**WORK ORDER**
Looking at the records below, count how many lines contain the string "Location". Give that number alone.

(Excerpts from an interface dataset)
********
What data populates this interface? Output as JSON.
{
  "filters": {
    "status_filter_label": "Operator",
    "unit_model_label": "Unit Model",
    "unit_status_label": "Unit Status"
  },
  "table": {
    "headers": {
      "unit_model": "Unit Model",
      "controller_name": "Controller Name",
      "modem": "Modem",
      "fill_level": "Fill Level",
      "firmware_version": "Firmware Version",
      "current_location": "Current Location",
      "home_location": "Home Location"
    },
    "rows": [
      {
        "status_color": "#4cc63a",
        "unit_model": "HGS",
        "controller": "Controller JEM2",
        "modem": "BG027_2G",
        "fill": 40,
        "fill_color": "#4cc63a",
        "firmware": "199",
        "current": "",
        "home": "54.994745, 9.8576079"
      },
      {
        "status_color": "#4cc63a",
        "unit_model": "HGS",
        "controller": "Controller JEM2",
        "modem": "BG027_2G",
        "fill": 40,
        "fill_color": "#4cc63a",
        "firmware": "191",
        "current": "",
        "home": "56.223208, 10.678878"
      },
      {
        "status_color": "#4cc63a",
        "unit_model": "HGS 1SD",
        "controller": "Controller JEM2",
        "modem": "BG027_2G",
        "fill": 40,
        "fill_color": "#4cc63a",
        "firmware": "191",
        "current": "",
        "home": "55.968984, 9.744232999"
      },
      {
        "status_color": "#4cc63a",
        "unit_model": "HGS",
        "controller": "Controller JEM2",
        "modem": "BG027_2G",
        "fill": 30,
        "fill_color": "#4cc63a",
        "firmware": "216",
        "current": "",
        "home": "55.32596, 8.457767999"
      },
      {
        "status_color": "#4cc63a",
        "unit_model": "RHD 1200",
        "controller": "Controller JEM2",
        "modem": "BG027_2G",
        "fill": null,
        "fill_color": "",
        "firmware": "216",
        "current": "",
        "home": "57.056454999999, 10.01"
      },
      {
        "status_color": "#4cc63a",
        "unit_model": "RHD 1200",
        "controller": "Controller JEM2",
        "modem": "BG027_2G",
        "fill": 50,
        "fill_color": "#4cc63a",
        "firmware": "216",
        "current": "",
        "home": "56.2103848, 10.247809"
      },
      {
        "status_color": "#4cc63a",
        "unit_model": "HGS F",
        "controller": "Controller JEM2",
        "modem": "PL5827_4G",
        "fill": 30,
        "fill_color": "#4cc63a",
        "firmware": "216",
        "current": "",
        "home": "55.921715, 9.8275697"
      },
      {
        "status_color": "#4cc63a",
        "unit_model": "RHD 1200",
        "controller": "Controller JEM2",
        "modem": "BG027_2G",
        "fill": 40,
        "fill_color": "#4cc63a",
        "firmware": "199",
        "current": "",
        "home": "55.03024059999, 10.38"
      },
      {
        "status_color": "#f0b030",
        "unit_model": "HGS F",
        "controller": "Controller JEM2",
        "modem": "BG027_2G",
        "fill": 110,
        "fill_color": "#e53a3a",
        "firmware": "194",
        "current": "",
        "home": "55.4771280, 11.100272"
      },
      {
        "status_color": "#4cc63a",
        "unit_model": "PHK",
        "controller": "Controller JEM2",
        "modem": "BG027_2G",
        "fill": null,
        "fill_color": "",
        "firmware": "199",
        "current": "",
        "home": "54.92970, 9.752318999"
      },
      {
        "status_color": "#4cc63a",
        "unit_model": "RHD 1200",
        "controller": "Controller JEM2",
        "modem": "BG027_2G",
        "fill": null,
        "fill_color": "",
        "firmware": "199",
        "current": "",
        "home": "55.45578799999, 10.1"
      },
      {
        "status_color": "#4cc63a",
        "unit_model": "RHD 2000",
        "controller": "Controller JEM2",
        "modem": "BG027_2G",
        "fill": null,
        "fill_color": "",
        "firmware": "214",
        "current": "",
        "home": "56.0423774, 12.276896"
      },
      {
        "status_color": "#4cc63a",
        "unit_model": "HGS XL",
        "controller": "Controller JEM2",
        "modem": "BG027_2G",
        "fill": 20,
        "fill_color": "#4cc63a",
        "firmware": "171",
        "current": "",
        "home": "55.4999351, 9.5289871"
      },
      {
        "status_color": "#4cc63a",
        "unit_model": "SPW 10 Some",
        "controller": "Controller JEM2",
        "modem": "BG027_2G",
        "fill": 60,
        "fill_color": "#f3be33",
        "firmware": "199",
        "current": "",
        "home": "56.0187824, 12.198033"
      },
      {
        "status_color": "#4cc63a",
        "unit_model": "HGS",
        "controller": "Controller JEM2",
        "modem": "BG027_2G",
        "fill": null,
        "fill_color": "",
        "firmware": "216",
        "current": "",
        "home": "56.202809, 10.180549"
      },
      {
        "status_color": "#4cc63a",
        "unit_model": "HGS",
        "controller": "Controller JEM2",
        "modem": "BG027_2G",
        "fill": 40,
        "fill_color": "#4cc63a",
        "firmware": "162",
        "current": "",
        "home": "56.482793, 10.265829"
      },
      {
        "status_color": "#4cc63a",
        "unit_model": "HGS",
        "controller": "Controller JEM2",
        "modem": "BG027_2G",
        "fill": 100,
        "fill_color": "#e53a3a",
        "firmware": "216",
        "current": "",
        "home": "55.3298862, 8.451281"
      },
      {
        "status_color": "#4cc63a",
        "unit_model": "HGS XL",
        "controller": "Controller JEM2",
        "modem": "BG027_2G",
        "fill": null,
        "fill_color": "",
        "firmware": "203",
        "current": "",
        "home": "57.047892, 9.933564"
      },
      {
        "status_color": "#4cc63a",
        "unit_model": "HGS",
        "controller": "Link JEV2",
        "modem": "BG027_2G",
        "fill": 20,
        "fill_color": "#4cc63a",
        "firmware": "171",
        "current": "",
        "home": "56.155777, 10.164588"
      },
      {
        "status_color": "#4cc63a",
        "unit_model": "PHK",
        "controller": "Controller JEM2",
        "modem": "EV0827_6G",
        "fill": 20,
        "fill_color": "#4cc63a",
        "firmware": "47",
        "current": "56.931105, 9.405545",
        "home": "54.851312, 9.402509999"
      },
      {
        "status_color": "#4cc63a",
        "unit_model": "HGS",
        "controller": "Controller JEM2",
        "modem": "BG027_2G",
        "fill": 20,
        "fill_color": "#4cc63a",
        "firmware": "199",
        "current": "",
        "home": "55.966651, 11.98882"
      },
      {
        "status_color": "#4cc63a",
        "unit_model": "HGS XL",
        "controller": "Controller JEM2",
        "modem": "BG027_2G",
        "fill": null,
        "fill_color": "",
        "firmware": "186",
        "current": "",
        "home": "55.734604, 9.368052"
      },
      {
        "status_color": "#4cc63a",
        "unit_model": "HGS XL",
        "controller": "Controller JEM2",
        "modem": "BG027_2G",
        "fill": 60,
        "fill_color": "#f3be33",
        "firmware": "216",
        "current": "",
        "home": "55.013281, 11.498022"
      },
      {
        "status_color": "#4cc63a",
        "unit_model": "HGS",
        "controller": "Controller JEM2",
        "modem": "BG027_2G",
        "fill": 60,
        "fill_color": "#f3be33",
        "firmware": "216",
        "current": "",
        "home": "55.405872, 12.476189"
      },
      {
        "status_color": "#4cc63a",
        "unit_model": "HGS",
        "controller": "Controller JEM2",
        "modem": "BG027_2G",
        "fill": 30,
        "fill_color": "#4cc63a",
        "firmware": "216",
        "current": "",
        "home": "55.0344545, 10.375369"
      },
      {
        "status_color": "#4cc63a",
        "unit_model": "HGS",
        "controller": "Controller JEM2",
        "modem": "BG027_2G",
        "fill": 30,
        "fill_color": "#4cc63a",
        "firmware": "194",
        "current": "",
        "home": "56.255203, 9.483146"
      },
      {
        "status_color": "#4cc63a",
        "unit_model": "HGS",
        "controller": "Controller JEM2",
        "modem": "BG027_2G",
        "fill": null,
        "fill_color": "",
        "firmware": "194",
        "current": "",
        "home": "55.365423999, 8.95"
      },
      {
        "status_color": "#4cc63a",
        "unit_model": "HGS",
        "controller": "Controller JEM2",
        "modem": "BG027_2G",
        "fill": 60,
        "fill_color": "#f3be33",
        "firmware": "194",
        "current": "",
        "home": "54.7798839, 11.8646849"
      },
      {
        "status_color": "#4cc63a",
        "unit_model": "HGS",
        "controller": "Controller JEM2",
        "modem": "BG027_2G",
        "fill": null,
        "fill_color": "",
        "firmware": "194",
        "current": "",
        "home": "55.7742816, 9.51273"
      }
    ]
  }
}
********
**SOLUTION**
2